Behavior with Humans

Thrud’s protective nature and her lineage as a defender of both gods and mortals lead to the belief that she would have shown favor and assistance to those who sought her aid, although Norse mythology does not extensively document her interactions with humans. Her association with storms and thunder may have also inspired awe and reverence among ancient Norse people, who often relied on their gods for protection in the harsh northern landscapes.


Thrud’s symbols primarily stem from her lineage and her connection to her father, Thor. Artists often depict her with Mjölnir, the thunderous hammer, as a central symbol of her strength and power. They also frequently represent her with golden hair and silver armor, symbolizing her divine heritage and regal presence.

Myths and Stories
Thor’s Battle for Thrud’s Honor

In the myth where Thor seeks Thrud’s hand in marriage to the giant Hrungnir, the story unfolds with Thor’s determination to safeguard his daughter’s honor. Hrungnir, a massive and boastful giant, grew infatuated with Thrud’s beauty and proposed the idea of marriage. Thrud, however, was not interested in this union.

Thor, hearing of Hrungnir’s intentions, was resolute in ensuring Thrud’s happiness and protecting her honor. He confronted Hrungnir and proposed a duel to settle the matter. The two agreed to meet in a designated location for a fierce battle.

As the battle commenced, Thor fought valiantly against the giant Hrungnir, who wielded a massive whetstone as his weapon.
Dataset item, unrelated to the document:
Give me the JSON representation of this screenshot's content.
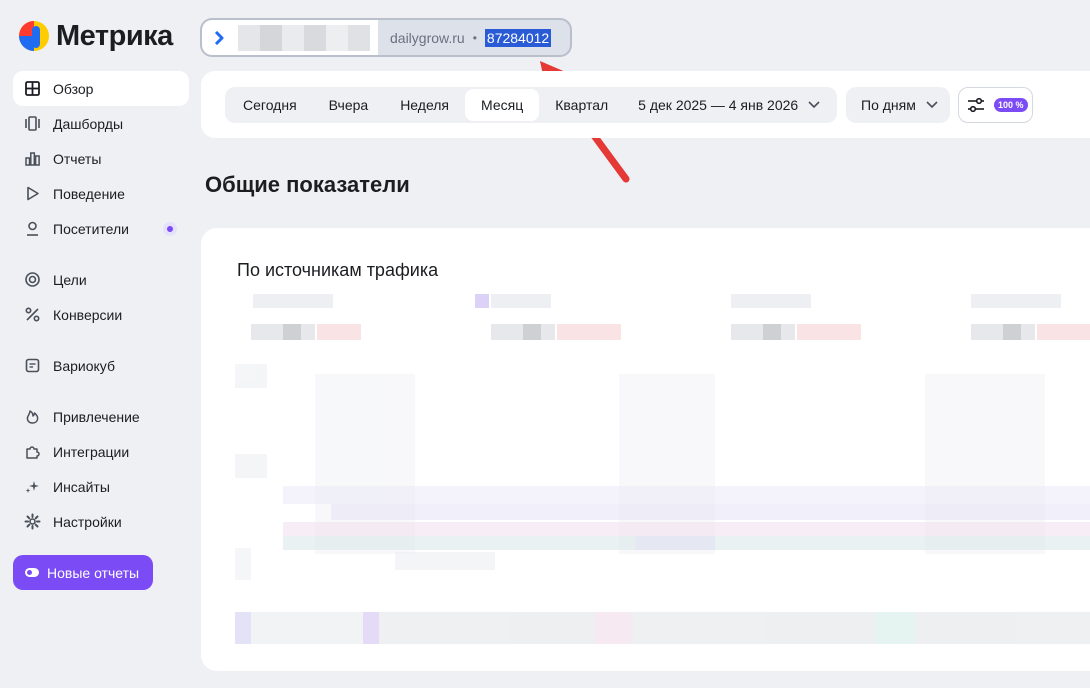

In the end, Thor’s mighty hammer, Mjölnir, proved superior, shattering the whetstone and striking Hrungnir dead.

Thor’s unwavering determination and willingness to confront a formidable adversary showcased his deep love for Thrud and his commitment to preserving her honor. This myth underscores the significance of Thrud within the Norse pantheon and the lengths to which Thor would go to protect his beloved daughter.

Stolen Hammer

In the myth of Thrud’s role in helping Thor retrieve his stolen hammer, Mjölnir, the story begins with the giant Thrym cunningly stealing Thor’s prized possession. Thrym, a powerful giant, demanded the goddess Freyja as a ransom for the return of the hammer.

Upon hearing of this theft, Thor was enraged and determined to recover Mjölnir. Thrud, his daughter, was equally resolute in aiding her father. Together, they devised a plan to infiltrate Thrym’s stronghold.

In a bold move, Thrud and Thor disguised themselves as Freyja and her handmaiden, respectively, and ventured into the giant’s lair. Thrym, delighted with the apparent success of his scheme, presented the hammer as a gift to “Freyja.”

When Mjölnir was placed before them, Thor and Thrud unveiled their true identities. With the element of surprise on their side, Thor swiftly reclaimed his mighty hammer, and together, father and daughter unleashed their fury upon Thrym and his followers, vanquishing them.

This myth illustrates Thrud’s bravery and unwavering loyalty to her father, solidifying her reputation as a powerful and formidable figure in Norse mythology.

Related Creatures

While there are no direct creatures or beings that share Thrud’s exact abilities and appearance, her association with the elements and her divine lineage link her to other Norse deities, such as her father Thor and her grandfather Odin. These gods share similar attributes of strength and power, as well as a sense of duty to protect the realms of gods and humans.


Thrud's name means "strength" or "might" in Old Norse.

Thrud's role in Norse mythology is not extensively documented. She is primarily known for her lineage as the daughter of Thor.

ymbols associated with Thrud include Mjölnir, Thor's hammer, which represents her strength and power. She is also often depicted with golden hair and silver armor, symbolizing her divine heritage and regal presence.

While her interactions with humans are not extensively documented, given her protective nature and lineage as a defender of both gods and mortals, it is believed that she would have shown favor and assistance to those who sought her aid.